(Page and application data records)
_ _ _

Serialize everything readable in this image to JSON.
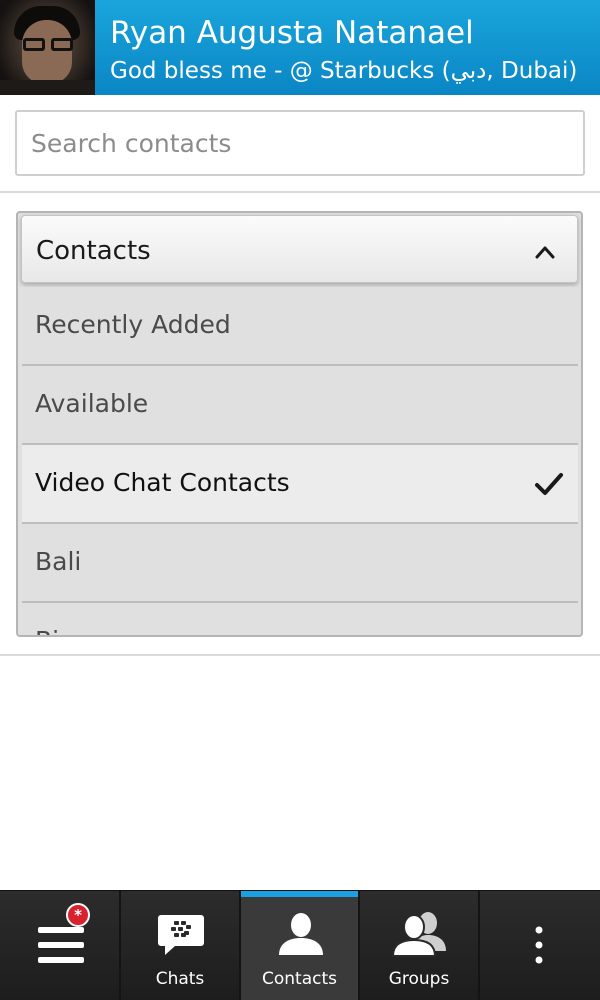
{
  "profile": {
    "name": "Ryan Augusta Natanael",
    "status": "God bless me - @ Starbucks (دبي, Dubai)"
  },
  "search": {
    "placeholder": "Search contacts",
    "value": ""
  },
  "dropdown": {
    "label": "Contacts",
    "expanded": true,
    "items": [
      {
        "label": "Recently Added",
        "selected": false
      },
      {
        "label": "Available",
        "selected": false
      },
      {
        "label": "Video Chat Contacts",
        "selected": true
      },
      {
        "label": "Bali",
        "selected": false
      },
      {
        "label": "Bi",
        "selected": false
      }
    ]
  },
  "bottom_bar": {
    "menu_badge": "*",
    "tabs": [
      {
        "label": "Chats",
        "icon": "bbm-chat-icon",
        "active": false
      },
      {
        "label": "Contacts",
        "icon": "contact-person-icon",
        "active": true
      },
      {
        "label": "Groups",
        "icon": "groups-icon",
        "active": false
      }
    ]
  },
  "colors": {
    "header_blue": "#0a86c4",
    "active_tab_accent": "#1ba1e2",
    "badge_red": "#d8222d"
  }
}
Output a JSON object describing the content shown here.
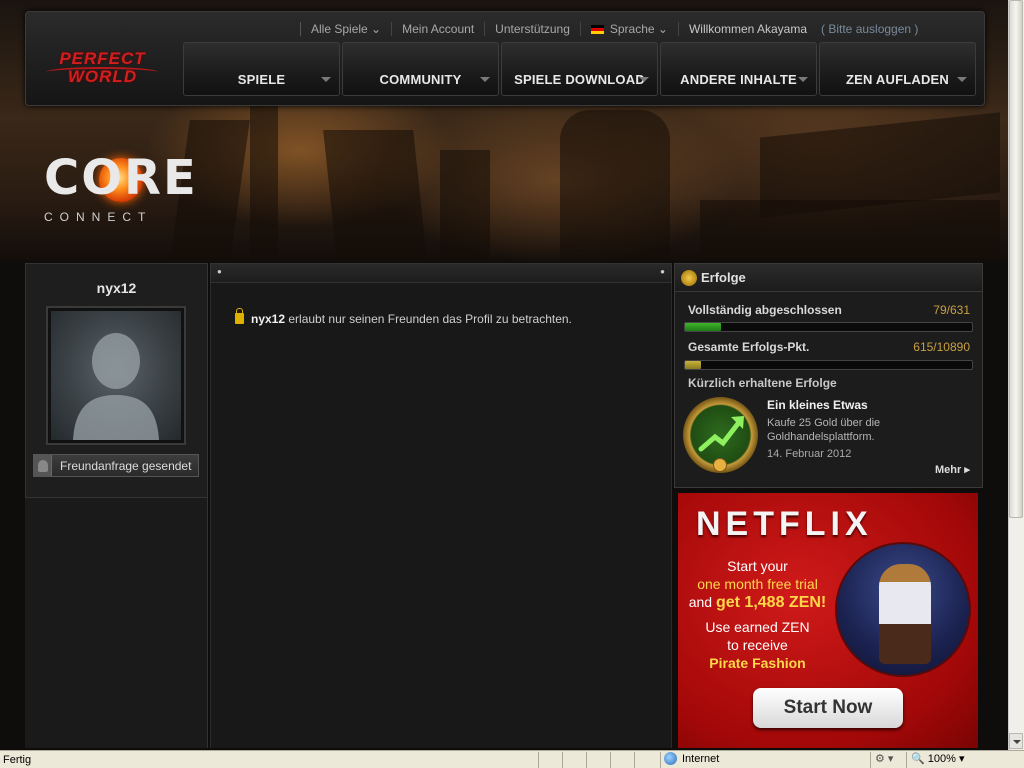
{
  "header": {
    "brand": "PERFECT WORLD",
    "brand_line1": "PERFECT",
    "brand_line2": "WORLD",
    "top_links": [
      "Alle Spiele",
      "Mein Account",
      "Unterstützung",
      "Sprache"
    ],
    "welcome": "Willkommen Akayama",
    "logout": "( Bitte ausloggen )",
    "nav": [
      "SPIELE",
      "COMMUNITY",
      "SPIELE DOWNLOAD",
      "ANDERE INHALTE",
      "ZEN AUFLADEN"
    ]
  },
  "hero": {
    "logo_word": "CORE",
    "logo_sub": "CONNECT"
  },
  "profile": {
    "username": "nyx12",
    "friend_request": "Freundanfrage gesendet"
  },
  "center": {
    "privacy_user": "nyx12",
    "privacy_text": "erlaubt nur seinen Freunden das Profil zu betrachten."
  },
  "achievements": {
    "title": "Erfolge",
    "completed_label": "Vollständig abgeschlossen",
    "completed_value": "79/631",
    "completed_fraction": 0.125,
    "points_label": "Gesamte Erfolgs-Pkt.",
    "points_value": "615/10890",
    "points_fraction": 0.056,
    "recent_label": "Kürzlich erhaltene Erfolge",
    "recent_name": "Ein kleines Etwas",
    "recent_desc": "Kaufe 25 Gold über die Goldhandelsplattform.",
    "recent_date": "14. Februar 2012",
    "more": "Mehr",
    "completed_color": "#3fb52a",
    "points_color": "#c9b33a"
  },
  "ad": {
    "brand": "NETFLIX",
    "line1": "Start your",
    "line2": "one month free trial",
    "line3a": "and ",
    "line3b": "get 1,488 ZEN!",
    "line4": "Use earned ZEN",
    "line5": "to receive",
    "line6": "Pirate Fashion",
    "cta": "Start Now"
  },
  "statusbar": {
    "status": "Fertig",
    "zone": "Internet",
    "zoom": "100%"
  }
}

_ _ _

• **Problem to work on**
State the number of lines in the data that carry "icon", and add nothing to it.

• **Answer box**
3